For instance, one of the most commonly cited statistics about marriage is that half of marriages end in divorce. But that number reflects the expected lifetime divorce rate of people married in the 1970s.

The story is different for more-recently married couples. A comparison of 10-year divorce rates among college-educated men married in the 1970s, 1980s and 1990s shows that divorce is becoming less common, said Dr. Stevenson, the Wharton researcher. Among men who married in the 1970s, for example, about 23 percent had divorced by the 10th year of marriage. Among similar men married in the 1980s, about 20 percent had divorced by the 10th year. Men married in the 1990s are doing even better — with a 10-year divorce rate of 16 percent…

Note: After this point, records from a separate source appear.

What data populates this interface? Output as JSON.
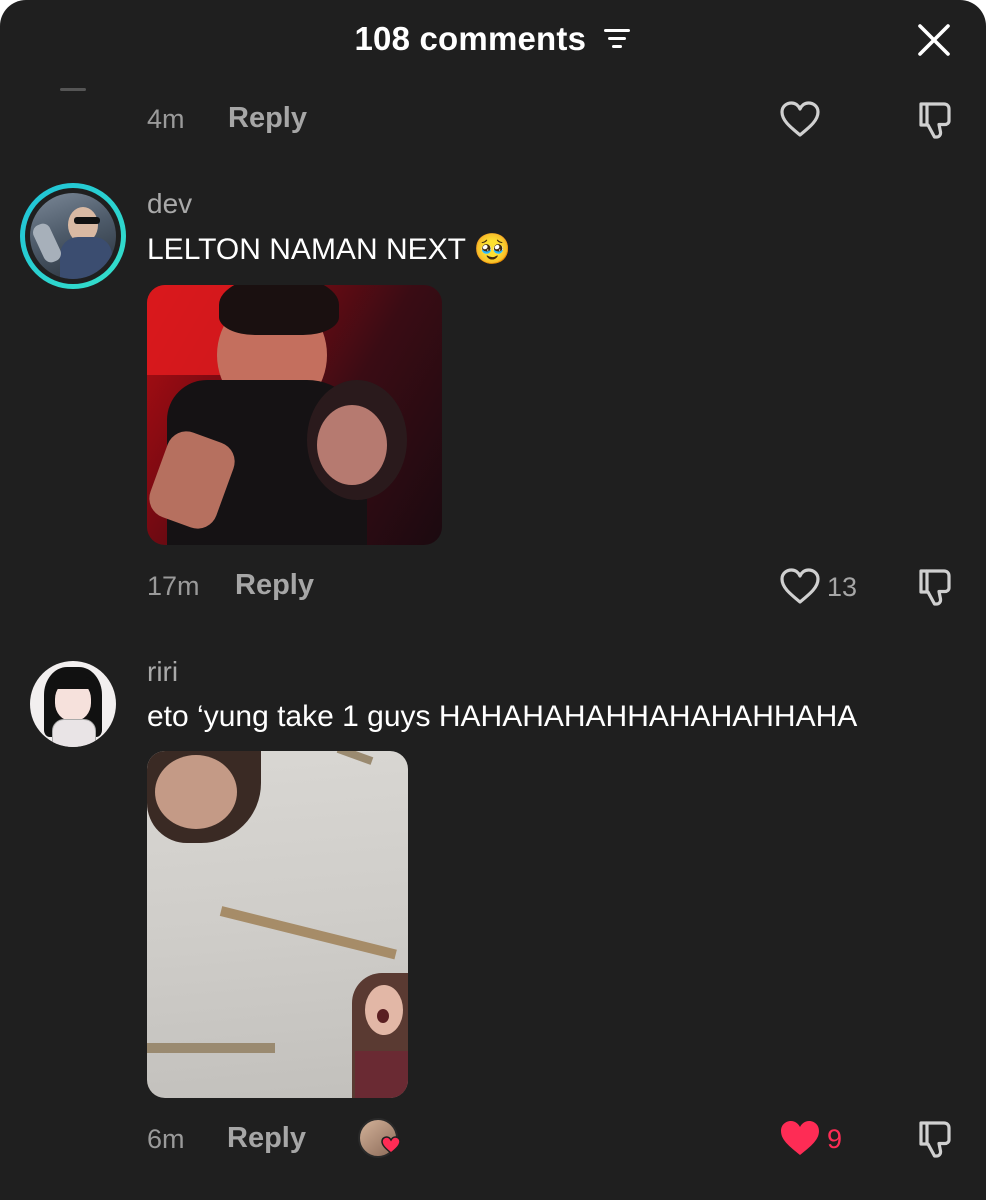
{
  "header": {
    "title": "108 comments",
    "filter_icon": "filter-lines-icon",
    "close_icon": "close-x-icon"
  },
  "colors": {
    "background": "#1f1f1f",
    "text_primary": "#ffffff",
    "text_secondary": "#a6a6a6",
    "liked": "#fe2c55",
    "avatar_ring": "#1fc2d8"
  },
  "comments": [
    {
      "time": "4m",
      "reply_label": "Reply",
      "like_count": "",
      "liked": false
    },
    {
      "username": "dev",
      "text": "LELTON NAMAN NEXT",
      "emoji": "🥹",
      "time": "17m",
      "reply_label": "Reply",
      "like_count": "13",
      "liked": false
    },
    {
      "username": "riri",
      "text": "eto ‘yung take 1 guys HAHAHAHAHHAHAHAHHAHA",
      "time": "6m",
      "reply_label": "Reply",
      "like_count": "9",
      "liked": true,
      "creator_liked_icon": "creator-liked-avatar-icon"
    }
  ]
}
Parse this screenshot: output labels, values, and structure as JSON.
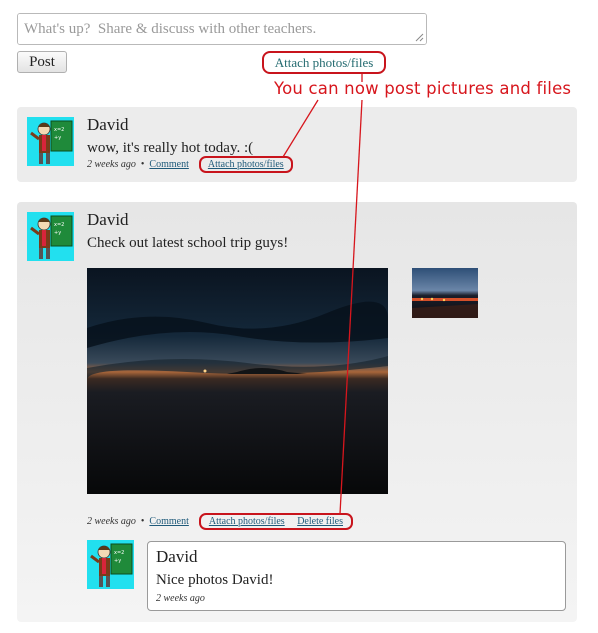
{
  "composer": {
    "placeholder": "What's up?  Share & discuss with other teachers.",
    "post_label": "Post",
    "attach_label": "Attach photos/files"
  },
  "annotation": {
    "text": "You can now post pictures and files",
    "color": "#d7161d"
  },
  "posts": [
    {
      "author": "David",
      "text": "wow, it's really hot today. :(",
      "time": "2 weeks ago",
      "comment_label": "Comment",
      "attach_label": "Attach photos/files"
    },
    {
      "author": "David",
      "text": "Check out latest school trip guys!",
      "time": "2 weeks ago",
      "comment_label": "Comment",
      "attach_label": "Attach photos/files",
      "delete_label": "Delete files",
      "comments": [
        {
          "author": "David",
          "text": "Nice photos David!",
          "time": "2 weeks ago"
        }
      ]
    }
  ],
  "colors": {
    "link": "#246b70",
    "card_bg": "#ececec",
    "avatar_bg": "#22e0ef",
    "highlight": "#c8141c"
  }
}
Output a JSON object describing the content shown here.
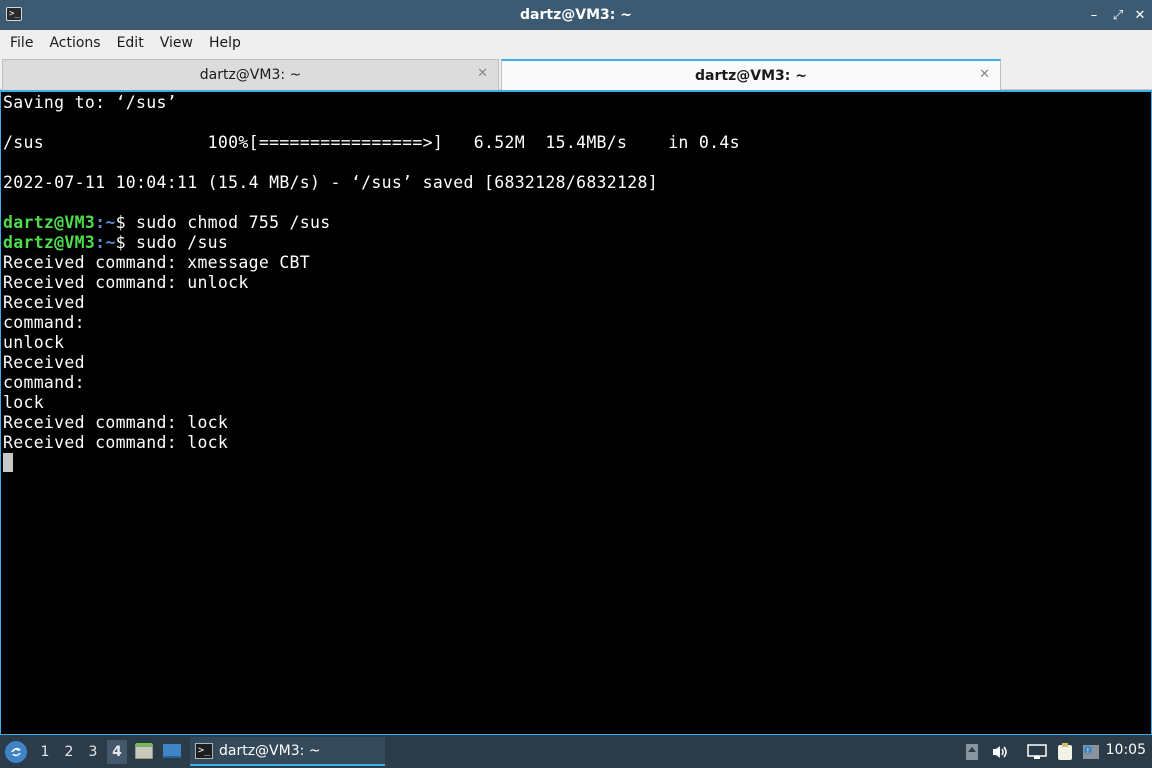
{
  "window": {
    "title": "dartz@VM3: ~",
    "minimize_glyph": "–",
    "restore_glyph": "⤢",
    "close_glyph": "✕"
  },
  "menu": [
    "File",
    "Actions",
    "Edit",
    "View",
    "Help"
  ],
  "tabs": [
    {
      "label": "dartz@VM3: ~",
      "active": false,
      "close": "✕"
    },
    {
      "label": "dartz@VM3: ~",
      "active": true,
      "close": "✕"
    }
  ],
  "terminal": {
    "lines": [
      "Saving to: ‘/sus’",
      "",
      "/sus                100%[================>]   6.52M  15.4MB/s    in 0.4s",
      "",
      "2022-07-11 10:04:11 (15.4 MB/s) - ‘/sus’ saved [6832128/6832128]",
      ""
    ],
    "prompt_user": "dartz@VM3",
    "prompt_sep": ":",
    "prompt_path": "~",
    "prompt_dollar": "$ ",
    "commands": [
      "sudo chmod 755 /sus",
      "sudo /sus"
    ],
    "output": [
      "Received command: xmessage CBT",
      "Received command: unlock",
      "Received",
      "command:",
      "unlock",
      "Received",
      "command:",
      "lock",
      "Received command: lock",
      "Received command: lock"
    ]
  },
  "taskbar": {
    "desktops": [
      "1",
      "2",
      "3",
      "4"
    ],
    "current_desktop": "4",
    "task_label": "dartz@VM3: ~",
    "clock": "10:05"
  },
  "icons": {
    "start": "lxqt-start-icon",
    "file_manager": "file-manager-icon",
    "show_desktop": "show-desktop-icon",
    "terminal": "terminal-icon",
    "tray": [
      "tray-expand-icon",
      "volume-icon",
      "network-icon",
      "clipboard-icon",
      "notification-icon"
    ]
  },
  "colors": {
    "titlebar": "#3c5a72",
    "accent": "#3daee9",
    "prompt_user": "#4edc4e",
    "prompt_path": "#5c8dd6",
    "taskbar": "#2b3b48"
  }
}
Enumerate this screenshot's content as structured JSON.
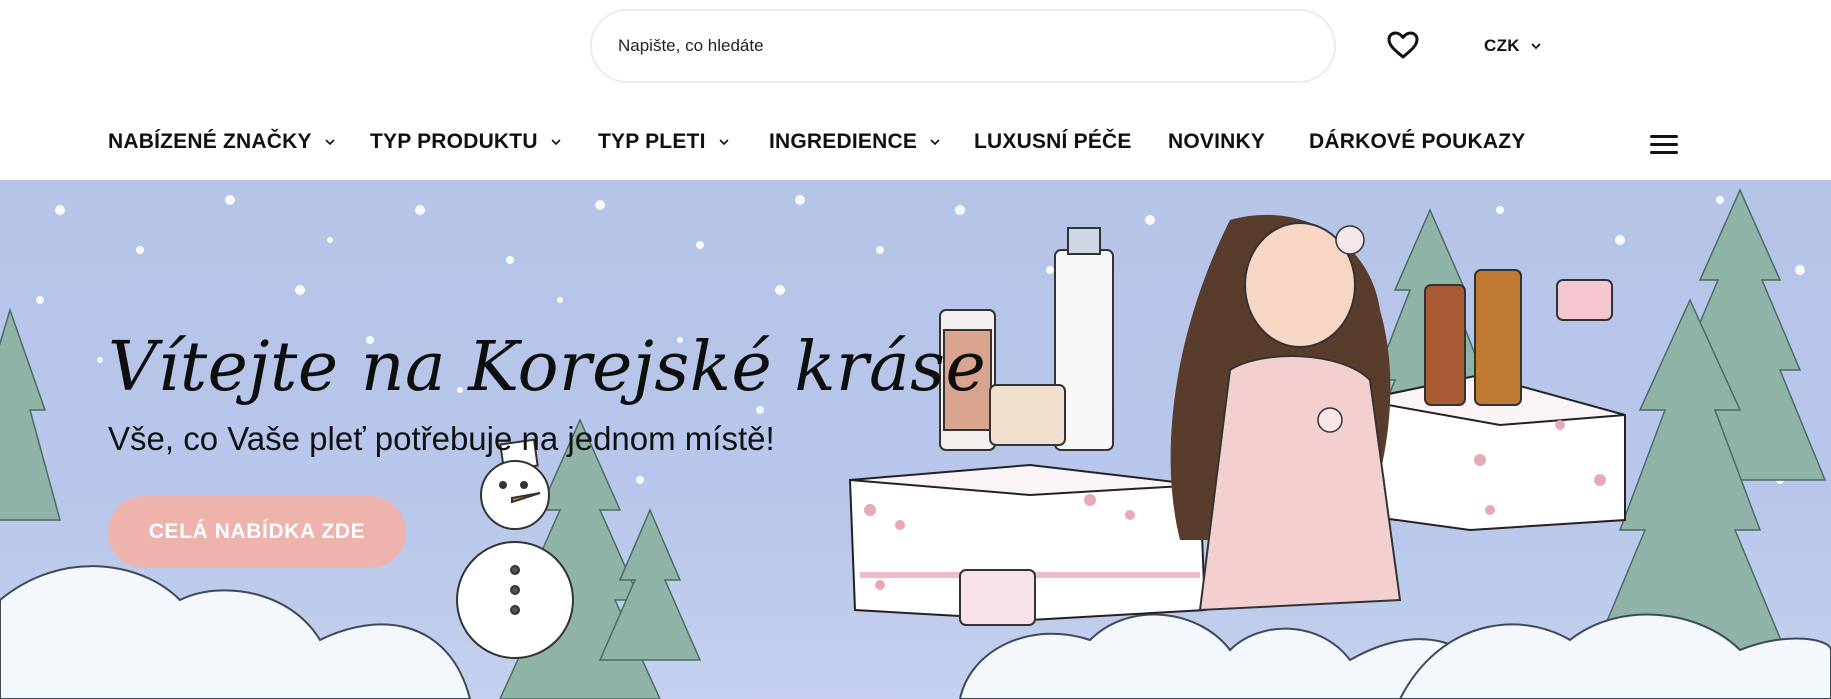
{
  "header": {
    "search": {
      "placeholder": "Napište, co hledáte",
      "value": ""
    },
    "wishlist_icon": "heart-icon",
    "currency": {
      "selected": "CZK"
    }
  },
  "nav": {
    "items": [
      {
        "label": "NABÍZENÉ ZNAČKY",
        "has_dropdown": true
      },
      {
        "label": "TYP PRODUKTU",
        "has_dropdown": true
      },
      {
        "label": "TYP PLETI",
        "has_dropdown": true
      },
      {
        "label": "INGREDIENCE",
        "has_dropdown": true
      },
      {
        "label": "LUXUSNÍ PÉČE",
        "has_dropdown": false
      },
      {
        "label": "NOVINKY",
        "has_dropdown": false
      },
      {
        "label": "DÁRKOVÉ POUKAZY",
        "has_dropdown": false
      }
    ],
    "menu_icon": "hamburger-menu-icon"
  },
  "hero": {
    "title": "Vítejte na Korejské kráse",
    "subtitle": "Vše, co Vaše pleť potřebuje na jednom místě!",
    "cta_label": "CELÁ NABÍDKA ZDE",
    "colors": {
      "sky": "#b6c4e8",
      "cta": "#efb3ad",
      "snow": "#f4f8fc",
      "tree": "#8fb3a6"
    }
  }
}
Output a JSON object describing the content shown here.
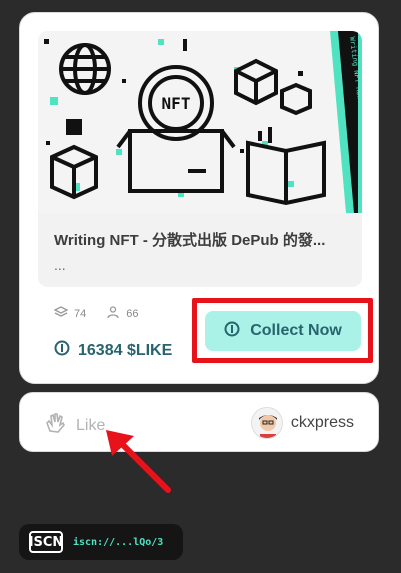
{
  "nft_card": {
    "title_line1": "Writing NFT - 分散式出版 DePub 的發...",
    "title_line2": "...",
    "cover_banner_text": "Writing NFT Rewrite the publishing era",
    "owners_count": "74",
    "collectors_count": "66",
    "price": "16384 $LIKE",
    "collect_label": "Collect Now"
  },
  "like_bar": {
    "like_label": "Like",
    "author_name": "ckxpress"
  },
  "iscn": {
    "logo_text": "ISCN",
    "link_text": "iscn://...lQo/3"
  },
  "colors": {
    "accent": "#aaf1e7",
    "accent_text": "#28646e",
    "highlight": "#e8121b",
    "iscn_link": "#50e3c2",
    "banner": "#50e3c2"
  }
}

The reason for these shifts, some experts say, is that many couples today are delaying marriage. And age matters. People who marry after age 25 are less likely to divorce than those who marry earlier, studies find. Men and women born in the 1930s who married in the 1950s have the highest marriage rate of any generation — about 96 percent married. But among more recent generations, the number has dropped to about 90 percent. The data suggest that the weakest relationships, which years ago might have resulted in a marriage followed by a divorce, are now ending before the couple ever heads to the altar.